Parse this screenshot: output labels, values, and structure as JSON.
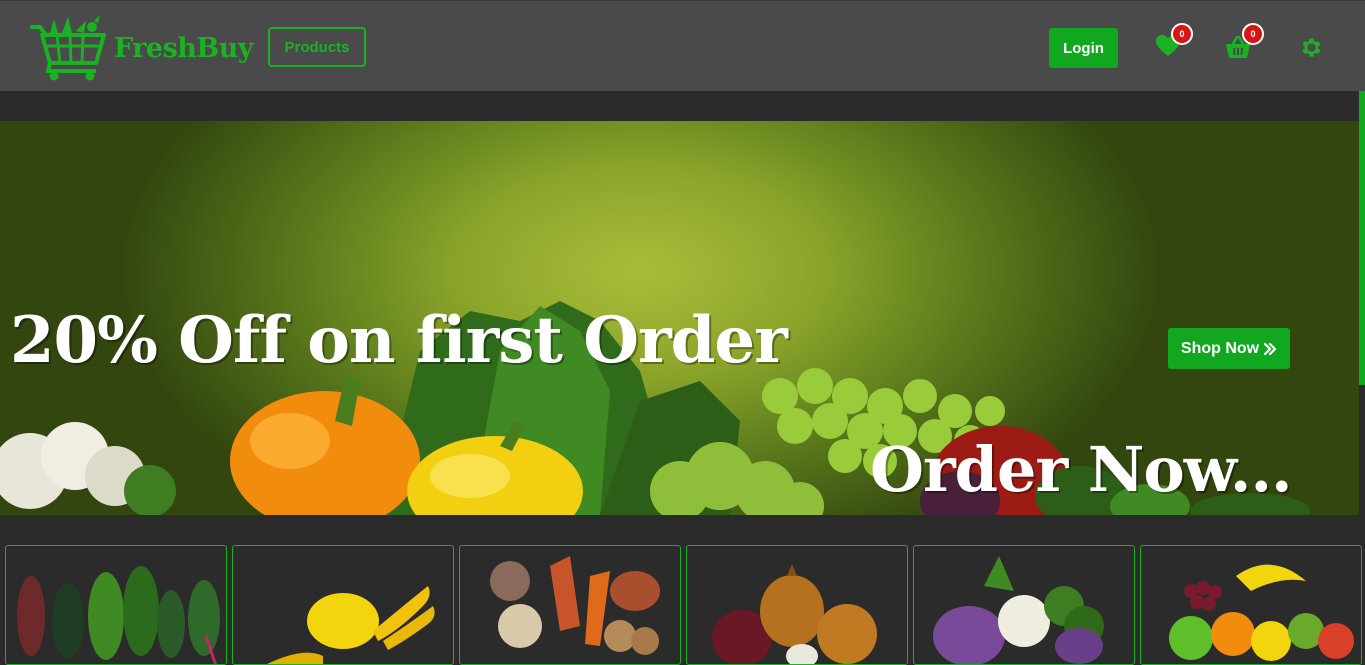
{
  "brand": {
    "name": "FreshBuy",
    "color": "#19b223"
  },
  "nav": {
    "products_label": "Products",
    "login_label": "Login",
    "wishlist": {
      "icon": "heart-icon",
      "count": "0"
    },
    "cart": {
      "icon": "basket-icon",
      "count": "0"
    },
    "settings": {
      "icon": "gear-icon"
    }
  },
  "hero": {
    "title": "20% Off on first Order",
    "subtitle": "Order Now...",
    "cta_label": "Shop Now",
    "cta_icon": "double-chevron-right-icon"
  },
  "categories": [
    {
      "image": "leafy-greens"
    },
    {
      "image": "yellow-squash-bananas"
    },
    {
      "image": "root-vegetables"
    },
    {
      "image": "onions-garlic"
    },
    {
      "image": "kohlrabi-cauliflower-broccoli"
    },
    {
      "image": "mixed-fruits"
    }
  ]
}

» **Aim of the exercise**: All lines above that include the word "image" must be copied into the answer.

» **Result below**:
      "image": "leafy-greens"
      "image": "yellow-squash-bananas"
      "image": "root-vegetables"
      "image": "onions-garlic"
      "image": "kohlrabi-cauliflower-broccoli"
      "image": "mixed-fruits"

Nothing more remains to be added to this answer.